Looking through the entries, count each line where the string "Submission" occurs, and write only the total.

▬▬▬▬▬▬▬▬▬▬

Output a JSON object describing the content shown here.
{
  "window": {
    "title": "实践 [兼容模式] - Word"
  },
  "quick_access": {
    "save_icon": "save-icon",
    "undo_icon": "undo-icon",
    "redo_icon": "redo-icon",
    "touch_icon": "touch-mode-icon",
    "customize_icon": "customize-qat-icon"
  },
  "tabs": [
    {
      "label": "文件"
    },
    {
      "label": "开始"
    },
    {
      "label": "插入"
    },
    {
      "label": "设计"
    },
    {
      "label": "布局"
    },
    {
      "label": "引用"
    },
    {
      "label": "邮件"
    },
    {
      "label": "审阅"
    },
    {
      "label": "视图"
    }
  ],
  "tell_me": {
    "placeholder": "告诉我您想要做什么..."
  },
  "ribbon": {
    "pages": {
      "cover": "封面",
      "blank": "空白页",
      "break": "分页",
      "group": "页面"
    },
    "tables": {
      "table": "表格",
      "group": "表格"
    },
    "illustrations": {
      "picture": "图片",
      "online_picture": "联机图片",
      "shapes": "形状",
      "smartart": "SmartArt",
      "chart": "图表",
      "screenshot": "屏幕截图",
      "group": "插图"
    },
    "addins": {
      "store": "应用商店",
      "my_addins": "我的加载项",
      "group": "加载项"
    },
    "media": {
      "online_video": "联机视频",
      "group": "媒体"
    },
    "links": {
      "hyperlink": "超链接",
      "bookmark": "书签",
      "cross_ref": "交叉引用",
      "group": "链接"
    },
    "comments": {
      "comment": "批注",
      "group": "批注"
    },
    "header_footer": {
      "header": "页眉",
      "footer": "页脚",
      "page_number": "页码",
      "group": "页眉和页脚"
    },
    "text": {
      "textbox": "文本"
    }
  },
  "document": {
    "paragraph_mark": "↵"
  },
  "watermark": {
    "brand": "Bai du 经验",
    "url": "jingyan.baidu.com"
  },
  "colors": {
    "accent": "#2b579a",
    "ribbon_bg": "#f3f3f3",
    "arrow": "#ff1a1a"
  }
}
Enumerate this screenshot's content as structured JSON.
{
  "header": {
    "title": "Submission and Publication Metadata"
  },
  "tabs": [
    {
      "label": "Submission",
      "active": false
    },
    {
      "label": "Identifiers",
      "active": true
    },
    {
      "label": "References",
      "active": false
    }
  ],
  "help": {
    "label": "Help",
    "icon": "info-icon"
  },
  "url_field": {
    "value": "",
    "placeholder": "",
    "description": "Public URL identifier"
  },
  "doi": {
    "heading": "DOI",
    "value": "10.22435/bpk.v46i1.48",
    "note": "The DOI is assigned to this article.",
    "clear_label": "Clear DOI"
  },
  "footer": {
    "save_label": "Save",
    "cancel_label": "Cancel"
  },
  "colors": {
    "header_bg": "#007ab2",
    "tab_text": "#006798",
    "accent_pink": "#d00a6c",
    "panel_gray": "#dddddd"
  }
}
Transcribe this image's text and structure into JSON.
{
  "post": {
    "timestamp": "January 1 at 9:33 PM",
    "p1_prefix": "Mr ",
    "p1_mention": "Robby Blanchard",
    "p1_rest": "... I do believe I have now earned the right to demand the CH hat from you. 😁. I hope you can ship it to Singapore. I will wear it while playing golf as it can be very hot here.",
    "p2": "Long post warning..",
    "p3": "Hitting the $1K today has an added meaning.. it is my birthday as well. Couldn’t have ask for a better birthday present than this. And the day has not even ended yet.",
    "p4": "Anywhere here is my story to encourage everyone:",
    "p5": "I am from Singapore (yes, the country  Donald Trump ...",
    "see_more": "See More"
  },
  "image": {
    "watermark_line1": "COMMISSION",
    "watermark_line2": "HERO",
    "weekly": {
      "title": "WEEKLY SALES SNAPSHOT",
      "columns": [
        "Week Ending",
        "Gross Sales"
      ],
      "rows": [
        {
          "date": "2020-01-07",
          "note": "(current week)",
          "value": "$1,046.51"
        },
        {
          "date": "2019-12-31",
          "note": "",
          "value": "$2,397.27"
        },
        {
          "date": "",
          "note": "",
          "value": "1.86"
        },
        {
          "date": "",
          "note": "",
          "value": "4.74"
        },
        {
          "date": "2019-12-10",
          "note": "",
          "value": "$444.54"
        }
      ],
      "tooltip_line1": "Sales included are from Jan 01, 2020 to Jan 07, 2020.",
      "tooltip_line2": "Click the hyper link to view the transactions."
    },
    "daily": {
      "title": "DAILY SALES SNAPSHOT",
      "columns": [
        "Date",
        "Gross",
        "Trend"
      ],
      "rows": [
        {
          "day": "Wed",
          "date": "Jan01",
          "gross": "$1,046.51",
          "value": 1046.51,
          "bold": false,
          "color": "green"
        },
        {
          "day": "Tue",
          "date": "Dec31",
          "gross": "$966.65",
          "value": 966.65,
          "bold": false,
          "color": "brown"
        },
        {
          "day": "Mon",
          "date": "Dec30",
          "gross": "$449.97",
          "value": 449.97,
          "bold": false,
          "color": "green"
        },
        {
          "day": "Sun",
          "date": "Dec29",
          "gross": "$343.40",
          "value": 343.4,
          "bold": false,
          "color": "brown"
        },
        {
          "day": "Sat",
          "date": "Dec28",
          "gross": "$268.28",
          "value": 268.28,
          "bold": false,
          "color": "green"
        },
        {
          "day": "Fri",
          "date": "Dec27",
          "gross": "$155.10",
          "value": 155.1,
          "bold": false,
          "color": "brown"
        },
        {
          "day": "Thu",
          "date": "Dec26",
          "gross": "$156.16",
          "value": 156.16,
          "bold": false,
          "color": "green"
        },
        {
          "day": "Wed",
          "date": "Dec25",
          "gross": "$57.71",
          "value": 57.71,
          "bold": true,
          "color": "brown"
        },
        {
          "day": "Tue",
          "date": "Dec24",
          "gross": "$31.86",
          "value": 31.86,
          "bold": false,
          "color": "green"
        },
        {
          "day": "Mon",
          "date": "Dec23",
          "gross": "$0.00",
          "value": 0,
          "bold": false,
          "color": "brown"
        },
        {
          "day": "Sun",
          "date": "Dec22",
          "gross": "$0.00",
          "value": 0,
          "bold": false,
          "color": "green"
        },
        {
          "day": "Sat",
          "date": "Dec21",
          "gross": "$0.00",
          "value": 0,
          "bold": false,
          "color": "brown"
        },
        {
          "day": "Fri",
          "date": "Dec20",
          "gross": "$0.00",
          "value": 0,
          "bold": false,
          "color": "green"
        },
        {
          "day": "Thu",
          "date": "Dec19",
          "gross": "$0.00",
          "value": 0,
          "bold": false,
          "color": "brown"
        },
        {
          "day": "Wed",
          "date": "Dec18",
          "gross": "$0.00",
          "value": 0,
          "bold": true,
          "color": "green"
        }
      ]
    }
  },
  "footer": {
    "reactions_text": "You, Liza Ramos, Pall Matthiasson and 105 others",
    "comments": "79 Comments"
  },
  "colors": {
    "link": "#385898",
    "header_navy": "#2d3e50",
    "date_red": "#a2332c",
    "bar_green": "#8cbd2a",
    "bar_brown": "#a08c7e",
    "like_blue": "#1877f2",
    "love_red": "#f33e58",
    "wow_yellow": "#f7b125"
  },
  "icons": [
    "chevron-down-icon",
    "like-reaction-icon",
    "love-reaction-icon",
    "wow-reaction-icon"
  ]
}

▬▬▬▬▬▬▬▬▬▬

REPLY: 2